A DIGITAL VISION OF LEADERSHIP: USING TECHNOLOGY TO IMPROVE THE SUPPLY CHAIN IN LOS ANGELES
Ports are used to competing with one another for business. CEOs and business development staff can easily tell potential customers about the advantages their facilities offer – the landside connections, the depth of the water and the number of berths available. But technology is increasingly becoming a selling point for ports and a way for ports to distinguish themselves.
The Port of Los Angeles is one port seeking to use technology to stake out a leadership position within the industry. This spring, the port will launch a pilot project with GE Transportation to make maritime shipping data available to key stakeholders up to two weeks ahead of a vessel’s arrival at the port.
“Digital solutions that enable supply chain partners to receive a ship’s cargo information well in advance of arrival, like with the digital portal we are envisioning with GE Transportation, are a critical key to optimizing U.S. cargo efficiency and trade competitiveness,” said Gene Seroka, executive director of the Port of Los Angeles.
The pilot project will utilize GE Transportation Predix, an industrial cloud-based platform, with data from U.S. Customs and Border Protection, two shipping lines and one marine terminal operator to populate a portal that can be accessed by beneficial cargo owners, freight forwarders, trucking companies, rail companies and others involved in the movement of cargo through the port and beyond.
“Hard infrastructure is our comfort zone,” said Chris Chase, marketing manager at the Port of Los Angeles. “This is a new venture and a new direction for us.”
Currently, BCOs and others only receive information about the placement and content of containers 48-72 hours in advance of a vessel’s arrival in port. The Los Angeles-GE Transportation pilot seeks to make that data available 10-14 days before a vessel arrives.
The pilot also seeks to make accessing shipping information more efficient for data users. Currently, a truck dispatcher in southern California may have to visit as many as 20 different websites to get information about containers moving through the port. This pilot project seeks to streamline the user experience by creating a single portal that houses data from multiple sources.
Right now, a user “may have a clear picture of one part of the system but not the whole,” said Seth Bodnar, chief digital officer of GE Transportation and president of GE Digital Solutions. The pilot project, which is expected to launch in either late first quarter or early second quarter of this year, seeks to provide that bigger picture look at goods moving through a terminal at the Port of Los Angeles.
However, the aim of the pilot is to test and refine this concept with a goal of digitizing shipping information in a new way for the all the terminals at the port and, ultimately, the larger supply chain.
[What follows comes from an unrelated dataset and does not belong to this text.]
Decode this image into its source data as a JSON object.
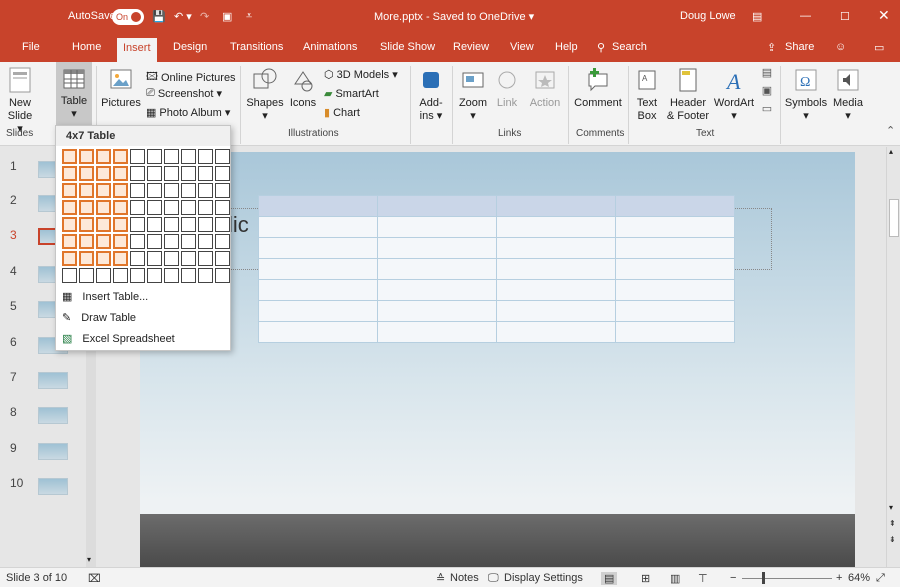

And while the pilot project is not seeking to change specific industry practices to improve goods movement, the partners involved have chosen to participate because they believe that the project will ultimately lead to process improvements that increase efficiency.
“We will likely see the entire supply chain have some of the slack taken out,” said GE Transportation’s Bodnar. “We can drive great reliability and efficiency.”
“The cargo owners themselves expressed that as the handoffs happen between supply chain service providers there are gaps. We are trying to fill those,” said Seroka at GE Digital’s Minds+Machines conference in December 2016…